Reynolds’ challenges are similar to those of many low- and middle-income families across California. Her family is now separated, staying with relatives or in a motel. The housing crisis is driving more people into poverty than ever before, a phenomenon state housing experts and advocates attribute to a shortage of homes and skyrocketing demand.
California consistently ranks No. 1 in the U.S. for poverty when factoring in the high cost of housing. Home ownership has fallen to its lowest rate since the 1940s, forcing a greater share of Californians into the state’s tightening rental market, which itself has reached historic highs. Rents average more than $2,000 per month – more than double the national average. Median rents range from a low of $1,100 in parts of the Central Valley to a high of $4,500 in San Francisco. Eighty-four percent of renter households are considered “burdened,” spending 30 percent to 50 percent or more of annual income on rent, according to a new assessment of California’s housing crisis from the state’s Department of Housing and Community Development.
Yet a solution has for years confounded Gov. Jerry Brown and the state Legislature.

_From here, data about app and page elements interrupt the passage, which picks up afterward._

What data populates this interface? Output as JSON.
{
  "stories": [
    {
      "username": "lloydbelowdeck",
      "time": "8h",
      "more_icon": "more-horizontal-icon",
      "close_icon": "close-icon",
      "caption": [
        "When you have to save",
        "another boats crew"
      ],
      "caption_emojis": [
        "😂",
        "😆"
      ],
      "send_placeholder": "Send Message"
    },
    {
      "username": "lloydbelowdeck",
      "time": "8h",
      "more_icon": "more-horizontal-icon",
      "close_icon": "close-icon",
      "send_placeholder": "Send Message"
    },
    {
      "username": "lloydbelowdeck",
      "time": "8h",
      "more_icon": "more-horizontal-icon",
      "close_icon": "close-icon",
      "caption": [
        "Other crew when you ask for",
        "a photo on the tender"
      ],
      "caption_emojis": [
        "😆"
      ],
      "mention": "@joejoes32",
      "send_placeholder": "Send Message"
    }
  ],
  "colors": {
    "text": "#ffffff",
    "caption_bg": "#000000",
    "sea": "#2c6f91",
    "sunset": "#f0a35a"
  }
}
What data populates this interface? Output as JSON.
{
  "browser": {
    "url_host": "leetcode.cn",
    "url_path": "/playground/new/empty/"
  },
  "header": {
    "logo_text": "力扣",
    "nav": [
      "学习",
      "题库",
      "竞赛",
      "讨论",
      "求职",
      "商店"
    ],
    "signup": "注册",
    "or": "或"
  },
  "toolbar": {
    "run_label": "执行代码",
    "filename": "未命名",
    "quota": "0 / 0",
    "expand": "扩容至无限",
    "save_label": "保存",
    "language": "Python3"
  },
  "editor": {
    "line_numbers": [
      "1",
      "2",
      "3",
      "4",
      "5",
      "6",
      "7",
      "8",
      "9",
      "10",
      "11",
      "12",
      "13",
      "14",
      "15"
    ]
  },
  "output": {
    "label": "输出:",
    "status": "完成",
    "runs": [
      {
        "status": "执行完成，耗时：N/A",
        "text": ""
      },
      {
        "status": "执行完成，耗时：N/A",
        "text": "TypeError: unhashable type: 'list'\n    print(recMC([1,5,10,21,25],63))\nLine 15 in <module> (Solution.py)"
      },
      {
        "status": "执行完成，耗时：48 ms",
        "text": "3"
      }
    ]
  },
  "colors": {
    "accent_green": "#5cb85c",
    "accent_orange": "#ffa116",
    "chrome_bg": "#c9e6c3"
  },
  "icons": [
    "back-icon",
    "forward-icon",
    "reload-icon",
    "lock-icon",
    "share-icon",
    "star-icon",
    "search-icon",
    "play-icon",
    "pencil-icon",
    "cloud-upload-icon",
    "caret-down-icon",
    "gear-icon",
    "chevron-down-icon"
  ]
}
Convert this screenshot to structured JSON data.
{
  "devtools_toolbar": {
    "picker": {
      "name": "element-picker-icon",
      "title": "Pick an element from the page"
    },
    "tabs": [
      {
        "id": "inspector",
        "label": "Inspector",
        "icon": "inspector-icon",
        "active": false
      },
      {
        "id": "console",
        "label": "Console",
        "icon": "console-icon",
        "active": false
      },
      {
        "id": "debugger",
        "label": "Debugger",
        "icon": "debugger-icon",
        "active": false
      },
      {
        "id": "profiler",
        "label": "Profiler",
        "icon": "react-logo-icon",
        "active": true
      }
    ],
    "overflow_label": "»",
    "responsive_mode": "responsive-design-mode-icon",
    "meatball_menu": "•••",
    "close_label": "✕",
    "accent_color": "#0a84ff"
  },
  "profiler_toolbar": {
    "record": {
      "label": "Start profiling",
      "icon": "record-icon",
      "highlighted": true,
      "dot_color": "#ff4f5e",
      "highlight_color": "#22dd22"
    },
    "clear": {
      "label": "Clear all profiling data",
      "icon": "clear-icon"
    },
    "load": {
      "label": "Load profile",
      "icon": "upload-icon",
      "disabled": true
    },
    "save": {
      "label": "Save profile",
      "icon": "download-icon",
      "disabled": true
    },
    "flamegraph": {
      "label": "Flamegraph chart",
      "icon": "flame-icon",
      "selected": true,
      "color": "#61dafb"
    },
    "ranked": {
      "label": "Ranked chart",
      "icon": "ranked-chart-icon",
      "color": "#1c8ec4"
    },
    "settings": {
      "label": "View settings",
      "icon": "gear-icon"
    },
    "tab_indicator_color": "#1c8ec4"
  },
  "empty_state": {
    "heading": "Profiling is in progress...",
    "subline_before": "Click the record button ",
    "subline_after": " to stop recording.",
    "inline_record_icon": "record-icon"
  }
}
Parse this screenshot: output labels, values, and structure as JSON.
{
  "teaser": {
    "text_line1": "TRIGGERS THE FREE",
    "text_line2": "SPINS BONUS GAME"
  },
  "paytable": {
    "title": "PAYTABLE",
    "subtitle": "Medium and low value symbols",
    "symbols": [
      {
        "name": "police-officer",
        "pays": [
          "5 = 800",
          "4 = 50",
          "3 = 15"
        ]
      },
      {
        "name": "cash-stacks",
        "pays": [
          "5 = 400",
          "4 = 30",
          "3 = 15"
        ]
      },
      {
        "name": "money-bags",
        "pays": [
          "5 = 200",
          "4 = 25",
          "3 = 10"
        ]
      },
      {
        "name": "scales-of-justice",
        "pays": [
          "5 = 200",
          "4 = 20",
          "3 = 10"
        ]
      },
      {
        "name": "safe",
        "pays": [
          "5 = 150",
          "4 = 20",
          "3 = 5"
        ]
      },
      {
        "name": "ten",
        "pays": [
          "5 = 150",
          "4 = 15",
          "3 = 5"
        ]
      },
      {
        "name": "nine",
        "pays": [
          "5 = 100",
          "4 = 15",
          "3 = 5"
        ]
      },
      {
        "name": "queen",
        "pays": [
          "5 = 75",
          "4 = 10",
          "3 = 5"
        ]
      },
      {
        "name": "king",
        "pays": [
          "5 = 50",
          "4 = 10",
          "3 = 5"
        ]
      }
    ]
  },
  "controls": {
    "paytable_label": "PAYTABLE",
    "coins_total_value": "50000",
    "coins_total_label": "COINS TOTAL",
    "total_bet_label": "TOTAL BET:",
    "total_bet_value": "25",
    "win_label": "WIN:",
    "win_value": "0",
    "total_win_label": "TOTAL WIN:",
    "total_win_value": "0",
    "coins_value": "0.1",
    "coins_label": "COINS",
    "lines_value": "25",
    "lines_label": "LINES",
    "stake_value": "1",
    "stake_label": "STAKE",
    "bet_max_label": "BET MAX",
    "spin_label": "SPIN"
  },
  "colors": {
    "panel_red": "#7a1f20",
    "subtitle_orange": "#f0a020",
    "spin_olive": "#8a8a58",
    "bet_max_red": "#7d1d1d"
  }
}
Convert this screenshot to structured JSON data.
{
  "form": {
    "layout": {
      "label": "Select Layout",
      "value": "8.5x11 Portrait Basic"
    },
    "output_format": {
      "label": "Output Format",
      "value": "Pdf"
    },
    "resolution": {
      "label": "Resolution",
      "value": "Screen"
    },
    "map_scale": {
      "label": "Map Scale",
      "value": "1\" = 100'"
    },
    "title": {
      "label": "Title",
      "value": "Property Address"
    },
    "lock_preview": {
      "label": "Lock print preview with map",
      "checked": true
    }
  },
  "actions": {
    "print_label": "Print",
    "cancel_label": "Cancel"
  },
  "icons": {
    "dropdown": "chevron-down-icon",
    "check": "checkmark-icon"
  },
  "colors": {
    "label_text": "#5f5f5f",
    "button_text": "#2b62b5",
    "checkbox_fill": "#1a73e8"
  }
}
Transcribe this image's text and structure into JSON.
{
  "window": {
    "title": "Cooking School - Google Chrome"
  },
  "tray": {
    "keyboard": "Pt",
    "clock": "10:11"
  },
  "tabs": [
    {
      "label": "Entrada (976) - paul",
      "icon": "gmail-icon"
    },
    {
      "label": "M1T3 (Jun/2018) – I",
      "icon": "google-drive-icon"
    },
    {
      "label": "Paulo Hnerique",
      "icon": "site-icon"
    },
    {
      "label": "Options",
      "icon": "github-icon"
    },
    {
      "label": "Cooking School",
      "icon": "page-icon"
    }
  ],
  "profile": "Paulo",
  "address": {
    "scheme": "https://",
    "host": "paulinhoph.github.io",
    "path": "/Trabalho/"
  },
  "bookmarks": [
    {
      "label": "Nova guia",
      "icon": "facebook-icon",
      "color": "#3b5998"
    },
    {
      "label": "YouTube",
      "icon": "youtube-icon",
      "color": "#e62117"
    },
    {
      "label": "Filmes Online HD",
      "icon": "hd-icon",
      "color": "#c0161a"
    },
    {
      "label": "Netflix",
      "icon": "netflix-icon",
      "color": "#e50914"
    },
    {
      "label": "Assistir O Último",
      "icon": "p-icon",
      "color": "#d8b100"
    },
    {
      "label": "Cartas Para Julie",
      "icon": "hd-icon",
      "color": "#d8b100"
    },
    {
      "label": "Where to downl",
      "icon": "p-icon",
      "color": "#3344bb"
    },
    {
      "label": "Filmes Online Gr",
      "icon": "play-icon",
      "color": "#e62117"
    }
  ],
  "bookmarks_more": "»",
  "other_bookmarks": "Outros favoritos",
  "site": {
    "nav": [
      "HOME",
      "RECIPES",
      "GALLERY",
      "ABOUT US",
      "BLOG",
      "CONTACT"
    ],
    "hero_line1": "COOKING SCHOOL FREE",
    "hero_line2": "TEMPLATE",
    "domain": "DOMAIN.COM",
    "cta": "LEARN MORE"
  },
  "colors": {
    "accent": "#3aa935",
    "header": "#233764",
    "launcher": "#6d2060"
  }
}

Brown’s pick to lead the state housing department, Ben Metcalf, said last year that “the state of California is facing a housing crisis of historic proportions,” a point that served as the backdrop for Brown’s disputed proposal last year aimed at making it easier to build affordable housing. He proposed to overhaul the regulatory process for housing construction, significantly reduce the per-unit cost of about $330,000 and fast-track new affordable housing development from San Diego to Santa Rosa.Don't you be a science denier: the facts are California is run by a rent-seeking coalition that hates middle income and poor people.
Brown’s plan included a rare pot of general fund money – $400 million – to sweeten the deal. The idea was to allow affordable-housing developers to bypass public hearings in areas already zoned for affordable projects that have undergone extensive review. Community pressures and interest groups often stall or defeat local housing projects, he said last year.
But a coalition of environmental groups and construction trades unions killed the proposal before it ever came close to reality. Representatives from the Sierra Club and the State Building and Construction Trades Council of California said it would have undercut local land use regulations, environmental protections and fair wage provisions for unionized workers.